[Start of Attachment]

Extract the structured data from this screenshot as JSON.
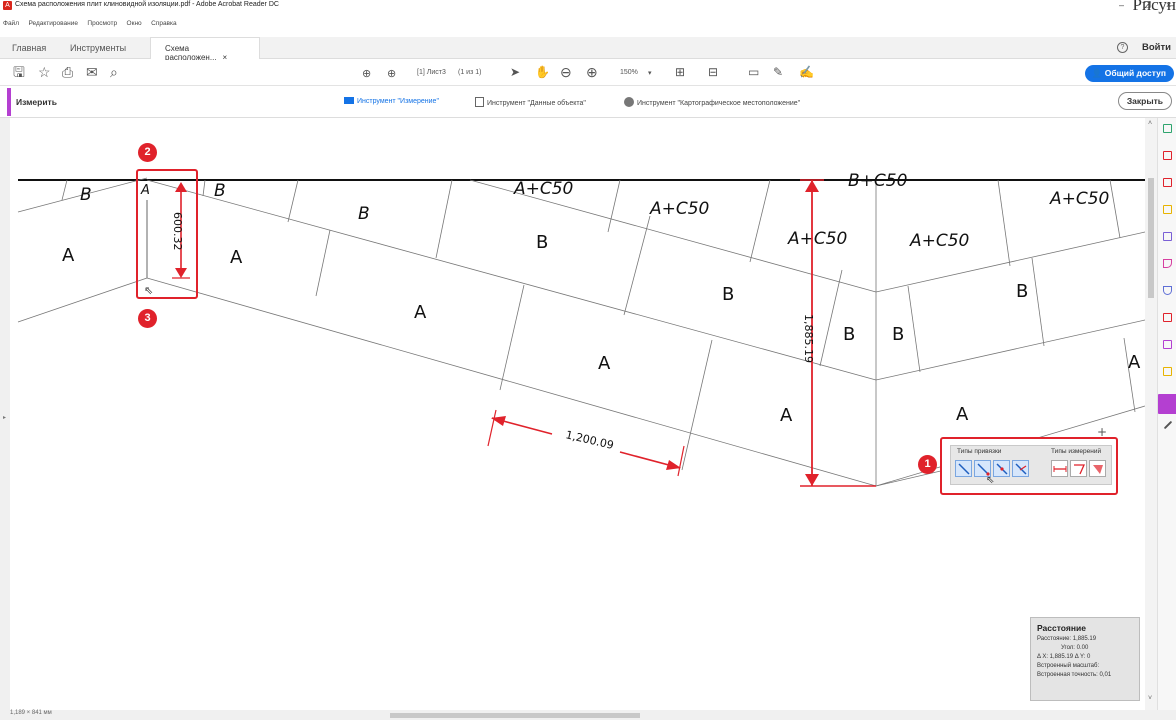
{
  "window": {
    "title": "Схема расположения плит клиновидной изоляции.pdf - Adobe Acrobat Reader DC",
    "corner_text": "Рисун",
    "minimize": "–",
    "maximize": "❐",
    "close": "×"
  },
  "menu": [
    "Файл",
    "Редактирование",
    "Просмотр",
    "Окно",
    "Справка"
  ],
  "tabs": {
    "home": "Главная",
    "tools": "Инструменты",
    "document": "Схема расположен...",
    "close": "×"
  },
  "header_right": {
    "help": "?",
    "login": "Войти"
  },
  "toolbar": {
    "page_field": "[1] Лист3",
    "page_count": "(1 из 1)",
    "zoom": "150%",
    "share_label": "Общий доступ"
  },
  "measure_bar": {
    "label": "Измерить",
    "tool_measure": "Инструмент \"Измерение\"",
    "tool_object_data": "Инструмент \"Данные объекта\"",
    "tool_geo": "Инструмент \"Картографическое местоположение\"",
    "close_label": "Закрыть"
  },
  "drawing": {
    "labels_upper": [
      "B",
      "A",
      "B",
      "B",
      "A+C50",
      "A+C50",
      "B+C50",
      "A+C50",
      "A+C50",
      "A+C50"
    ],
    "labels_mid": [
      "A",
      "A",
      "B",
      "B",
      "B",
      "B",
      "B"
    ],
    "labels_lower": [
      "A",
      "A",
      "A",
      "A",
      "A"
    ],
    "dim_vertical_small": "600.32",
    "dim_vertical_large": "1,885.19",
    "dim_horizontal": "1,200.09"
  },
  "badges": [
    "1",
    "2",
    "3"
  ],
  "snap_popup": {
    "snap_types_title": "Типы привязки",
    "measure_types_title": "Типы измерений"
  },
  "info_panel": {
    "title": "Расстояние",
    "distance": "Расстояние: 1,885.19",
    "angle": "Угол: 0.00",
    "delta": "Δ X: 1,885.19     Δ Y: 0",
    "scale": "Встроенный масштаб:",
    "precision": "Встроенная точность:  0,01"
  },
  "status": {
    "page_size": "1,189 × 841 мм"
  }
}
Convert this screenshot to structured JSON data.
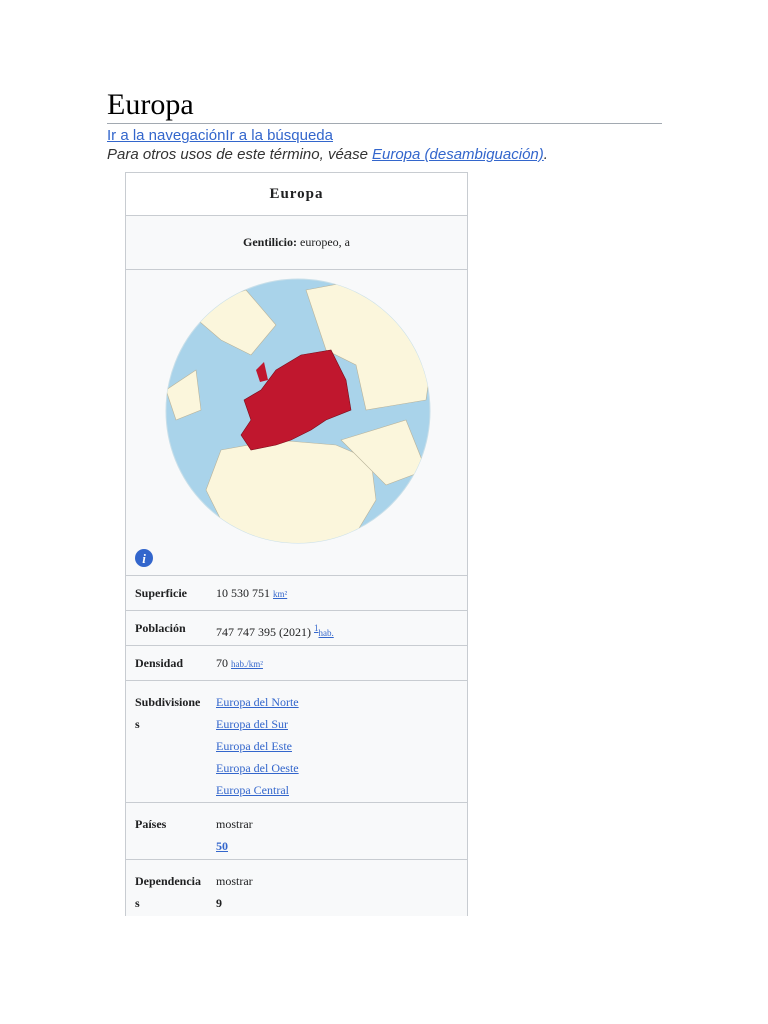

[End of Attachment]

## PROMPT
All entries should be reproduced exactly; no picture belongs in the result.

## FINISHED EXERCISE
Extract the structured data from this screenshot as JSON.
{
  "window": {
    "title": "Схема расположения плит клиновидной изоляции.pdf - Adobe Acrobat Reader DC",
    "corner_text": "Рисун",
    "minimize": "–",
    "maximize": "❐",
    "close": "×"
  },
  "menu": [
    "Файл",
    "Редактирование",
    "Просмотр",
    "Окно",
    "Справка"
  ],
  "tabs": {
    "home": "Главная",
    "tools": "Инструменты",
    "document": "Схема расположен...",
    "close": "×"
  },
  "header_right": {
    "help": "?",
    "login": "Войти"
  },
  "toolbar": {
    "page_field": "[1] Лист3",
    "page_count": "(1 из 1)",
    "zoom": "150%",
    "share_label": "Общий доступ"
  },
  "measure_bar": {
    "label": "Измерить",
    "tool_measure": "Инструмент \"Измерение\"",
    "tool_object_data": "Инструмент \"Данные объекта\"",
    "tool_geo": "Инструмент \"Картографическое местоположение\"",
    "close_label": "Закрыть"
  },
  "drawing": {
    "labels_upper": [
      "B",
      "A",
      "B",
      "B",
      "A+C50",
      "A+C50",
      "B+C50",
      "A+C50",
      "A+C50",
      "A+C50"
    ],
    "labels_mid": [
      "A",
      "A",
      "B",
      "B",
      "B",
      "B",
      "B"
    ],
    "labels_lower": [
      "A",
      "A",
      "A",
      "A",
      "A"
    ],
    "dim_vertical_small": "600.32",
    "dim_vertical_large": "1,885.19",
    "dim_horizontal": "1,200.09"
  },
  "badges": [
    "1",
    "2",
    "3"
  ],
  "snap_popup": {
    "snap_types_title": "Типы привязки",
    "measure_types_title": "Типы измерений"
  },
  "info_panel": {
    "title": "Расстояние",
    "distance": "Расстояние: 1,885.19",
    "angle": "Угол: 0.00",
    "delta": "Δ X: 1,885.19     Δ Y: 0",
    "scale": "Встроенный масштаб:",
    "precision": "Встроенная точность:  0,01"
  },
  "status": {
    "page_size": "1,189 × 841 мм"
  }
}
Convert this screenshot to structured JSON data.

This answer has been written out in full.